WASHINGTON -- A Washington D.C.-based organization wants to put a medical marijuana amendment on Ohio's November ballot.
Marijuana Policy Project, founded in 1995, plans to propose a constitutional amendment that would create a medical marijuana system similar to those states that have already legalized medical marijuana.
The group has led several successful marijuana advocacy efforts in Michigan, Montana and Arizona. The organization also works with state legislatures to improve medical marijuana laws.
“It’s really about time,” said Mason Tvert, a spokesperson for MPP. “We just can’t wait any longer.”
For Tvert, the amendment to legalize medical marijuana is more than a piece of legislation.
Tvert said his grandmother, who suffered from cancer and arthritis, was hopeful that Ohio would legalize medical marijuana after she experienced how beneficial it was during a family visit in Arizona.

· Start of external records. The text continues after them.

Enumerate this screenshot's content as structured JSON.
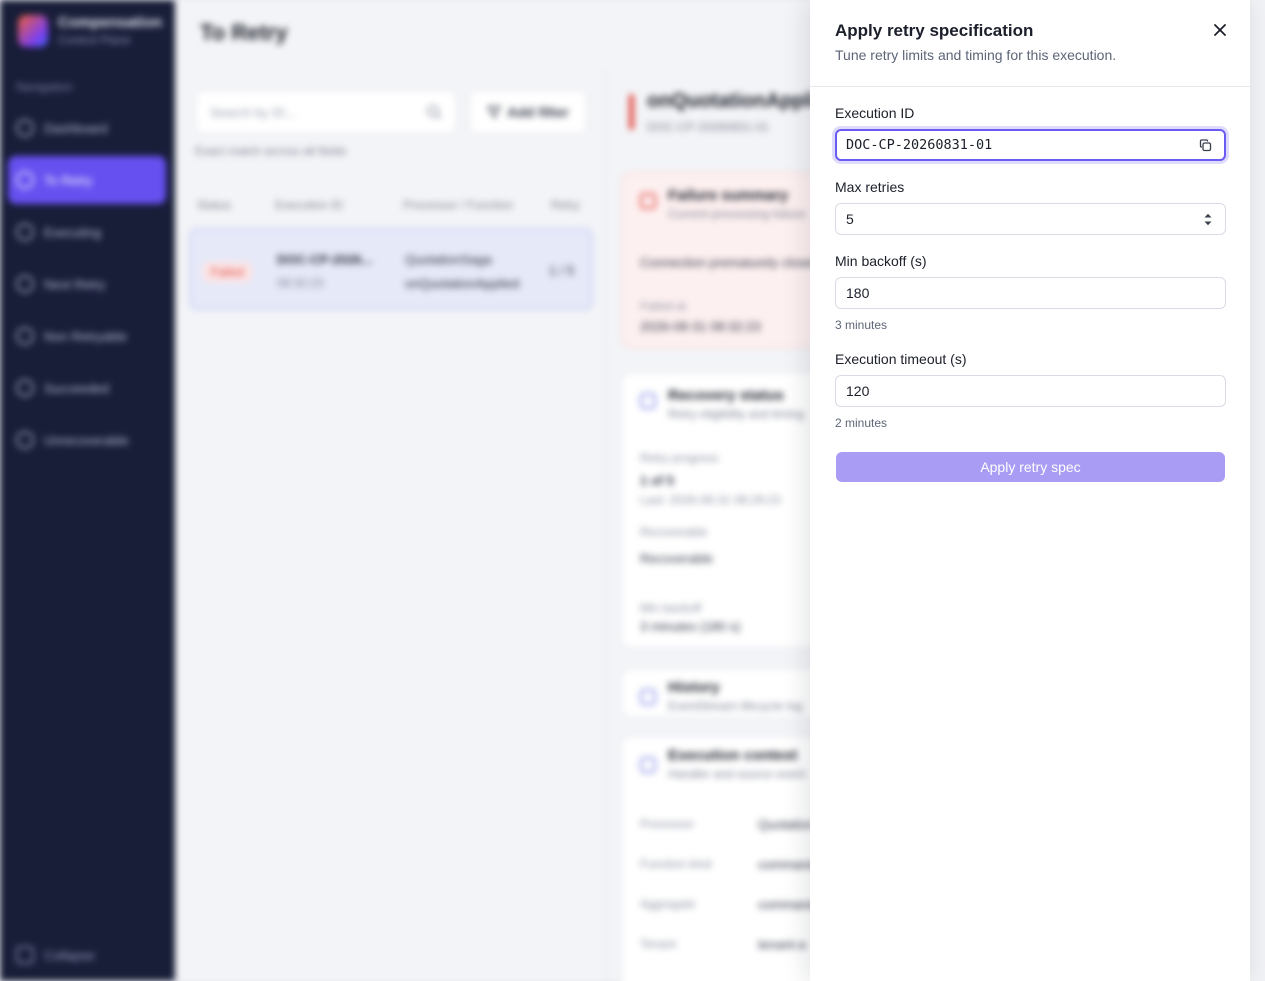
{
  "sidebar": {
    "brand_name": "Compensation",
    "brand_sub": "Control Plane",
    "section_heading": "Navigation",
    "items": [
      {
        "label": "Dashboard"
      },
      {
        "label": "To Retry"
      },
      {
        "label": "Executing"
      },
      {
        "label": "Next Retry"
      },
      {
        "label": "Non Retryable"
      },
      {
        "label": "Succeeded"
      },
      {
        "label": "Unrecoverable"
      }
    ],
    "active_item": "To Retry",
    "collapse_label": "Collapse"
  },
  "main": {
    "page_title": "To Retry",
    "search_placeholder": "Search by ID...",
    "filter_label": "Add filter",
    "hint": "Exact match across all fields",
    "columns": [
      "Status",
      "Execution ID",
      "Processor / Function",
      "Retry"
    ],
    "row": {
      "status": "Failed",
      "execution_id": "DOC-CP-2026...",
      "time": "08:32:23",
      "processor": "QuotationSaga",
      "function": "onQuotationApplied",
      "retry": "1 / 5"
    }
  },
  "detail": {
    "title": "onQuotationApplied",
    "subtitle": "DOC-CP-20260831-01",
    "failure": {
      "title": "Failure summary",
      "subtitle": "Current processing failure",
      "message": "Connection prematurely closed",
      "failed_at_label": "Failed at",
      "failed_at": "2026-08-31 08:32:23"
    },
    "recovery": {
      "title": "Recovery status",
      "subtitle": "Retry eligibility and timing",
      "progress_label": "Retry progress",
      "progress": "1 of 5",
      "last": "Last: 2026-08-31 08:29:23",
      "recoverable_label": "Recoverable",
      "recoverable_value": "Recoverable",
      "min_backoff_label": "Min backoff",
      "min_backoff": "3 minutes (180 s)"
    },
    "history": {
      "title": "History",
      "subtitle": "EventStream lifecycle log"
    },
    "context": {
      "title": "Execution context",
      "subtitle": "Handler and source event",
      "rows": [
        {
          "label": "Processor",
          "value": "Quotation"
        },
        {
          "label": "Function kind",
          "value": "command"
        },
        {
          "label": "Aggregate",
          "value": "command"
        },
        {
          "label": "Tenant",
          "value": "tenant-a"
        }
      ]
    }
  },
  "drawer": {
    "title": "Apply retry specification",
    "subtitle": "Tune retry limits and timing for this execution.",
    "execution_id_label": "Execution ID",
    "execution_id_value": "DOC-CP-20260831-01",
    "max_retries_label": "Max retries",
    "max_retries_value": "5",
    "min_backoff_label": "Min backoff (s)",
    "min_backoff_value": "180",
    "min_backoff_helper": "3 minutes",
    "execution_timeout_label": "Execution timeout (s)",
    "execution_timeout_value": "120",
    "execution_timeout_helper": "2 minutes",
    "apply_label": "Apply retry spec"
  },
  "colors": {
    "sidebar_bg": "#181d38",
    "accent": "#6650f0",
    "apply_button": "#a99cf5",
    "focus_ring": "#6a5cf0",
    "failed": "#e0453d"
  }
}
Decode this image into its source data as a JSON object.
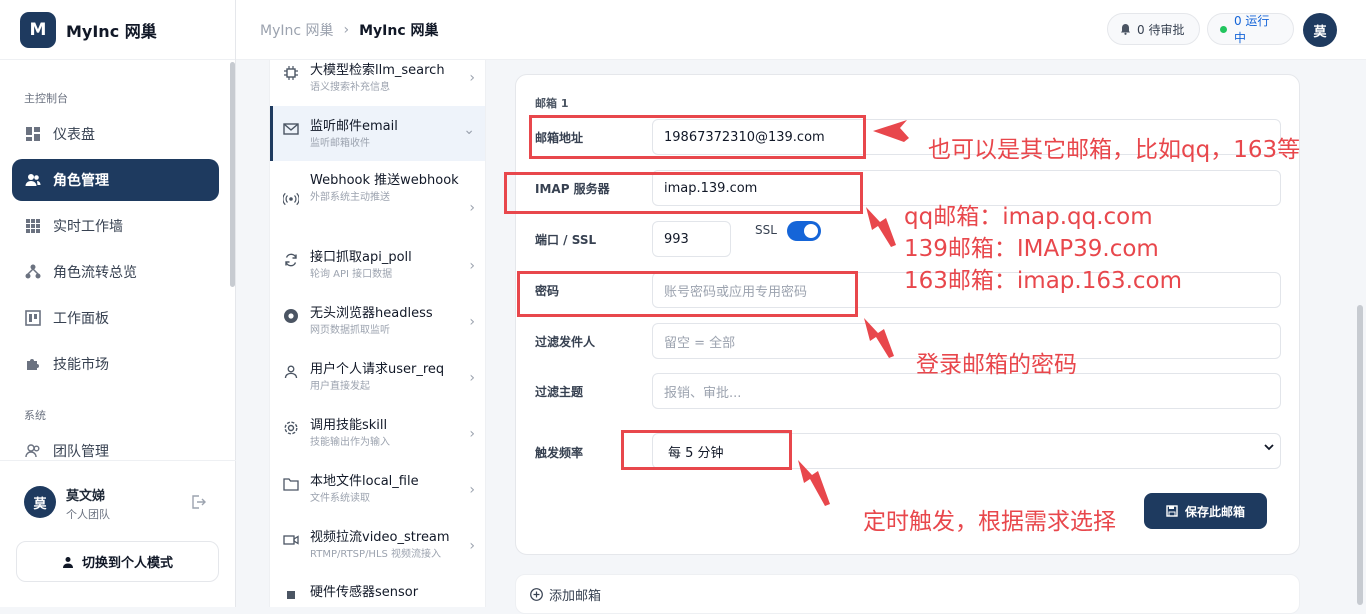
{
  "app": {
    "logo_letter": "M",
    "name": "MyInc 网巢"
  },
  "sidebar": {
    "section_main": "主控制台",
    "items": [
      {
        "label": "仪表盘",
        "icon": "dashboard-icon"
      },
      {
        "label": "角色管理",
        "icon": "users-icon",
        "active": true
      },
      {
        "label": "实时工作墙",
        "icon": "grid-icon"
      },
      {
        "label": "角色流转总览",
        "icon": "flow-icon"
      },
      {
        "label": "工作面板",
        "icon": "board-icon"
      },
      {
        "label": "技能市场",
        "icon": "puzzle-icon"
      }
    ],
    "section_system": "系统",
    "system_items": [
      {
        "label": "团队管理",
        "icon": "team-icon"
      }
    ],
    "user": {
      "avatar": "莫",
      "name": "莫文娣",
      "team": "个人团队"
    },
    "switch_button": "切换到个人模式"
  },
  "topbar": {
    "breadcrumb_parent": "MyInc 网巢",
    "breadcrumb_sep": "›",
    "breadcrumb_current": "MyInc 网巢",
    "pending": "0 待审批",
    "running": "0 运行中",
    "avatar": "莫"
  },
  "triggers": [
    {
      "title": "大模型检索llm_search",
      "sub": "语义搜索补充信息",
      "icon": "chip-icon"
    },
    {
      "title": "监听邮件email",
      "sub": "监听邮箱收件",
      "icon": "mail-icon",
      "selected": true
    },
    {
      "title": "Webhook 推送webhook",
      "sub": "外部系统主动推送",
      "icon": "broadcast-icon"
    },
    {
      "title": "接口抓取api_poll",
      "sub": "轮询 API 接口数据",
      "icon": "refresh-icon"
    },
    {
      "title": "无头浏览器headless",
      "sub": "网页数据抓取监听",
      "icon": "browser-icon"
    },
    {
      "title": "用户个人请求user_req",
      "sub": "用户直接发起",
      "icon": "user-icon"
    },
    {
      "title": "调用技能skill",
      "sub": "技能输出作为输入",
      "icon": "gear-icon"
    },
    {
      "title": "本地文件local_file",
      "sub": "文件系统读取",
      "icon": "folder-icon"
    },
    {
      "title": "视频拉流video_stream",
      "sub": "RTMP/RTSP/HLS 视频流接入",
      "icon": "video-icon"
    },
    {
      "title": "硬件传感器sensor",
      "sub": "",
      "icon": "sensor-icon"
    }
  ],
  "form": {
    "mailbox_title": "邮箱 1",
    "email_label": "邮箱地址",
    "email_value": "19867372310@139.com",
    "imap_label": "IMAP 服务器",
    "imap_value": "imap.139.com",
    "port_label": "端口 / SSL",
    "port_value": "993",
    "ssl_label": "SSL",
    "ssl_on": true,
    "password_label": "密码",
    "password_placeholder": "账号密码或应用专用密码",
    "sender_label": "过滤发件人",
    "sender_placeholder": "留空 = 全部",
    "subject_label": "过滤主题",
    "subject_placeholder": "报销、审批...",
    "freq_label": "触发频率",
    "freq_value": "每 5 分钟",
    "save_button": "保存此邮箱",
    "add_mailbox": "添加邮箱"
  },
  "annotations": {
    "email_note": "也可以是其它邮箱，比如qq，163等",
    "imap_note_1": "qq邮箱：imap.qq.com",
    "imap_note_2": "139邮箱：IMAP39.com",
    "imap_note_3": "163邮箱：imap.163.com",
    "password_note": "登录邮箱的密码",
    "freq_note": "定时触发，根据需求选择",
    "color": "#e8474c"
  },
  "colors": {
    "primary": "#1e3a5f",
    "toggle": "#1565d8",
    "running_dot": "#22c55e"
  }
}
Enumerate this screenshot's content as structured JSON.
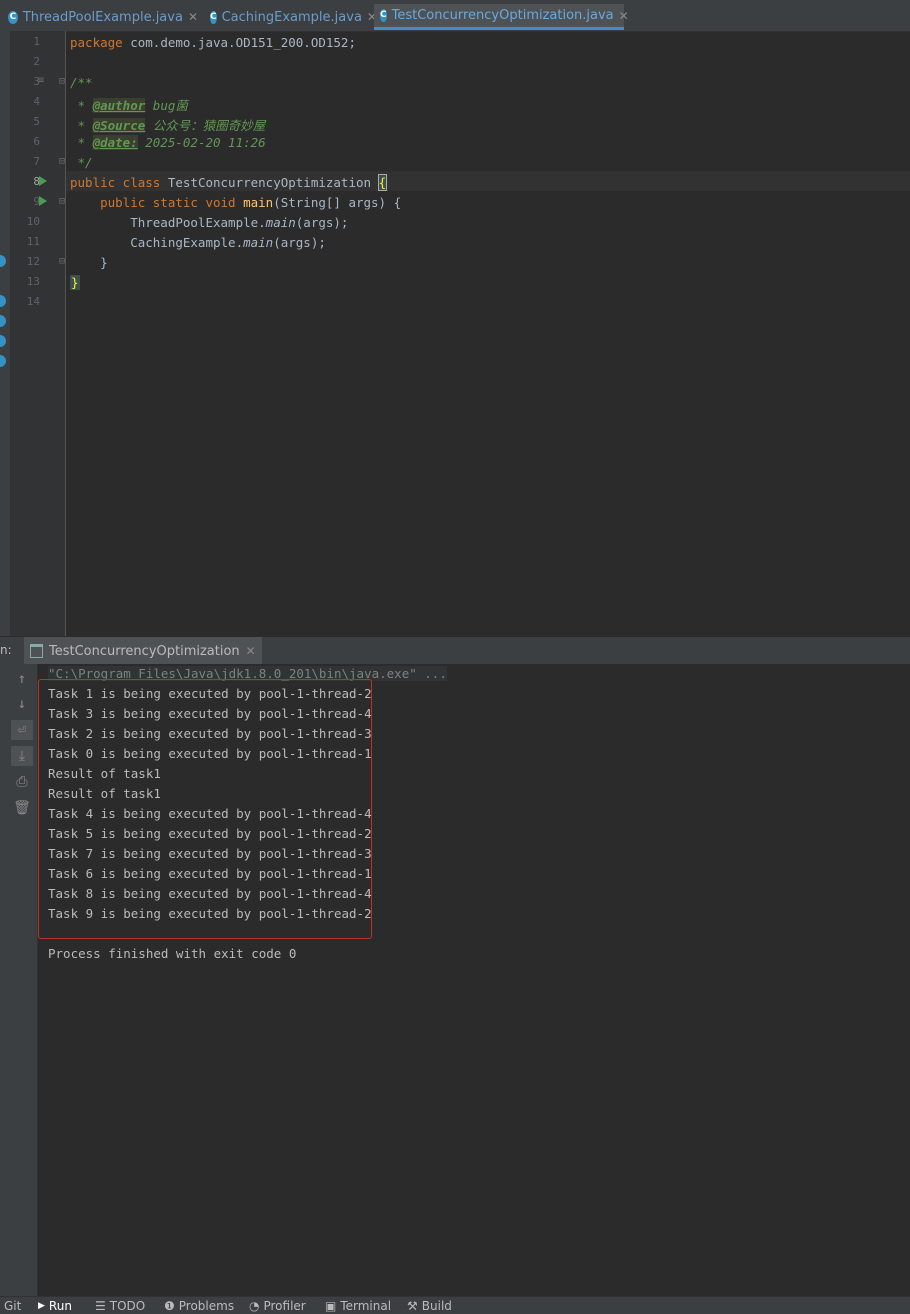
{
  "tabs": [
    {
      "label": "ThreadPoolExample.java",
      "icon": "class-icon",
      "active": false
    },
    {
      "label": "CachingExample.java",
      "icon": "class-icon",
      "active": false
    },
    {
      "label": "TestConcurrencyOptimization.java",
      "icon": "class-icon",
      "active": true
    }
  ],
  "editor": {
    "line_numbers": [
      "1",
      "2",
      "3",
      "4",
      "5",
      "6",
      "7",
      "8",
      "9",
      "10",
      "11",
      "12",
      "13",
      "14"
    ],
    "package_kw": "package",
    "package_name": "com.demo.java.OD151_200.OD152;",
    "doc_open": "/**",
    "author_prefix": " * ",
    "author_tag": "@author",
    "author_val": " bug菌",
    "source_prefix": " * ",
    "source_tag": "@Source",
    "source_val": " 公众号：猿圈奇妙屋",
    "date_prefix": " * ",
    "date_tag": "@date:",
    "date_val": " 2025-02-20 11:26",
    "doc_close": " */",
    "class_kw": "public class ",
    "class_name": "TestConcurrencyOptimization ",
    "class_brace": "{",
    "main_kw": "    public static void ",
    "main_name": "main",
    "main_args": "(String[] args) {",
    "call1_obj": "        ThreadPoolExample.",
    "call1_fn": "main",
    "call1_args": "(args);",
    "call2_obj": "        CachingExample.",
    "call2_fn": "main",
    "call2_args": "(args);",
    "close_method": "    }",
    "close_class": "}"
  },
  "run_panel": {
    "prefix": "n:",
    "tab_label": "TestConcurrencyOptimization",
    "command": "\"C:\\Program Files\\Java\\jdk1.8.0_201\\bin\\java.exe\" ...",
    "output": [
      "Task 1 is being executed by pool-1-thread-2",
      "Task 3 is being executed by pool-1-thread-4",
      "Task 2 is being executed by pool-1-thread-3",
      "Task 0 is being executed by pool-1-thread-1",
      "Result of task1",
      "Result of task1",
      "Task 4 is being executed by pool-1-thread-4",
      "Task 5 is being executed by pool-1-thread-2",
      "Task 7 is being executed by pool-1-thread-3",
      "Task 6 is being executed by pool-1-thread-1",
      "Task 8 is being executed by pool-1-thread-4",
      "Task 9 is being executed by pool-1-thread-2"
    ],
    "finished": "Process finished with exit code 0"
  },
  "bottom_bar": {
    "git": "Git",
    "run": "Run",
    "todo": "TODO",
    "problems": "Problems",
    "profiler": "Profiler",
    "terminal": "Terminal",
    "build": "Build"
  },
  "colors": {
    "accent": "#4a88c7",
    "highlight_box": "#c0302a",
    "run_arrow": "#499c54"
  }
}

Tvert’s grandmother passed away last April.
“She had to suffer," he said. "We don’t want to see other seriously ill Ohioans suffering any longer.”
Ohioans rejected Issue 3 last year, which would have legalized both medical and recreational use of marijuana.
Despite 65 percent of voters opposing the amendment, a Quinnipiac University poll, released a month before the election, showed about 90 percent of voters said they support marijuana for medicinal use.
The issue was criticized because it would have created an oligopoly, limiting Ohio's commercial marijuana-growing market to the 10 investor groups who bankrolled the amendment.
MPP did not officially support ResponsibleOhio, the political action committee backing Issue 3, during last year’s campaign.
After the November election, state lawmakers have said they would study the issue of medical marijuana and have created a taskforce made up of state lawmakers, business group leaders and law enforcement groups.
Rep. Kirk Schuring, R-Canton, said he’s not ready to say which method would be best to address the medical marijuana issue, but added he believes in good process.
“I think it’s important that we have some sense of process and an opportunity for all to weigh in,” Schuring said.
Schuring, who is the chair of the task force, said he has a diverse group of stakeholders at the table, but he plans to be an objective and effective facilitator where all parties – in favor or not for medical marijuana – are heard.
He also invited MPP to the seven hearings, which will start on Jan. 28.
Tvert said MPP is glad that Ohio’s legislature is exploring the possibility of legalizing medical marijuana, but the issue isn’t new, and there are patients who can’t wait any longer.
At this point, MPP has not drafted the amendment but it hopes to have a proposal in about a month and a half. The organization is also seeking for a campaign manager who is based in Ohio.
“We’re going to build a very strong campaign,” Tvert said.
Joshua Lim is a fellow in the E.W. Scripps School of Journalism Statehouse News Bureau. You can reach him at firstname.lastname@example.org or @JoshuaLim93.